As much as I’d like to see Microsoft and Nintendo come back with a glittering line-up that evens out the market share, I don’t think that is going to happen. The third-party game publishers are likely to be more willing to give exclusives to Sony, thanks to its No. 1 market share in the PlayStation 4 generation. And that advantage will become a self-fulfilling prophecy, begetting even more exclusives, such as the upcoming Street Fighter V, which will not appear on the rival Microsoft or Nintendo consoles.
Sony has some of the most interesting exclusives coming in the new year. I’m looking forward to exclusive PS4 titles like The Order: 1886, Until Dawn, Uncharted 4: A Thief’s End, and Bloodborne. At the recent PlayStation Experience event, Sony showed off more than 800 titles, many of them small titles coming from indie game makers. Microsoft and Nintendo have their exclusives, but the only real threat to Sony’s dominance is the weakness of the parent company and something crazy coming out of the blue — like North Korea.
4. New systems such as virtual reality will finally debut
It’s a no-brainer that Facebook will ship a virtual reality platform in 2015, as it has to get some mileage out of its $2 billion acquisition of Oculus VR. Virtual reality systems are going to get into the hands of users next year, and it’s about time. We’ve heard talk about this trend for a few years, and I think it’s about time something really happens.
But I also think we’ll see other new systems in 2015. Valve just might pull the trigger on an improved controller for its Steam Machines, and that could open a new front against Microsoft’s monopolistic hold on the Windows PC gaming market. Alibaba is also rumored to be working on its own high-end game console. With so many ideas in play, I believe that we’ll see some of these come to fruition and actually launch in 2015.
VR goggle systems still need secondary accessories, such as hand-input systems. and companies such as Facebook-Oculus and Sixense are working on these systems. If they complete this work, I think we’ll see real VR games and apps start to materialize. Many game developers, like Temple Run VR maker Imangi Studios, can’t wait to release their virtual reality titles. The next-generation consoles are established in the market. But there’s plenty of opportunity for someone to launch a sneak attack or a second front in the wider gaming war.
5. A major game will be ruined by bugs
Bugs are hard to stamp out. They prove so elusive that they’ve ruined the consumer experience in a lot of games produced by mid-sized studios. But in 2014, we saw a lot of bugs in some major games.
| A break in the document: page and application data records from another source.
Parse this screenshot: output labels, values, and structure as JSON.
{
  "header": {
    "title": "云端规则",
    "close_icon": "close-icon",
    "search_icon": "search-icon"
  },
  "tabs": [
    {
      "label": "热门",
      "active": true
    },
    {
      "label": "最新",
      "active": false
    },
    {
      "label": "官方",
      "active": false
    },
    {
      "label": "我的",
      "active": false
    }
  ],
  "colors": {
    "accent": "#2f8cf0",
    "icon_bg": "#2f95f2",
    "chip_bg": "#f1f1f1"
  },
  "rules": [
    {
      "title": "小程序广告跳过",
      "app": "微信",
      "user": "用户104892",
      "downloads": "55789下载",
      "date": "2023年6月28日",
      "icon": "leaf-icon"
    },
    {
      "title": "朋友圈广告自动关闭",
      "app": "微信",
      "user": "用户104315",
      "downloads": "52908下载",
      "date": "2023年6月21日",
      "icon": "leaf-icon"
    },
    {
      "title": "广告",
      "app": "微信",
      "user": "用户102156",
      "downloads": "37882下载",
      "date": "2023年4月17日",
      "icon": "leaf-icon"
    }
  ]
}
Assassin’s Creed: Unity was built by Ubisoft’s typical army of more than 500 game developers across multiple studios, but the title launched with some very bad bugs such as a low frame rate. Microsoft also had major foibles with the launch of Halo: The Master Chief Collection.
Based on the track record for 2014, I can only assume that the same sort of chaos striking major games in 2015. I’m not one to gloat about this. VentureBeat had its own issues staying available around the clock for readers in 2014. This is hard work. But we have to be realistic about bug fixing, which is a problem no matter how big a team is. I don’t see how the situation gets any better in 2015.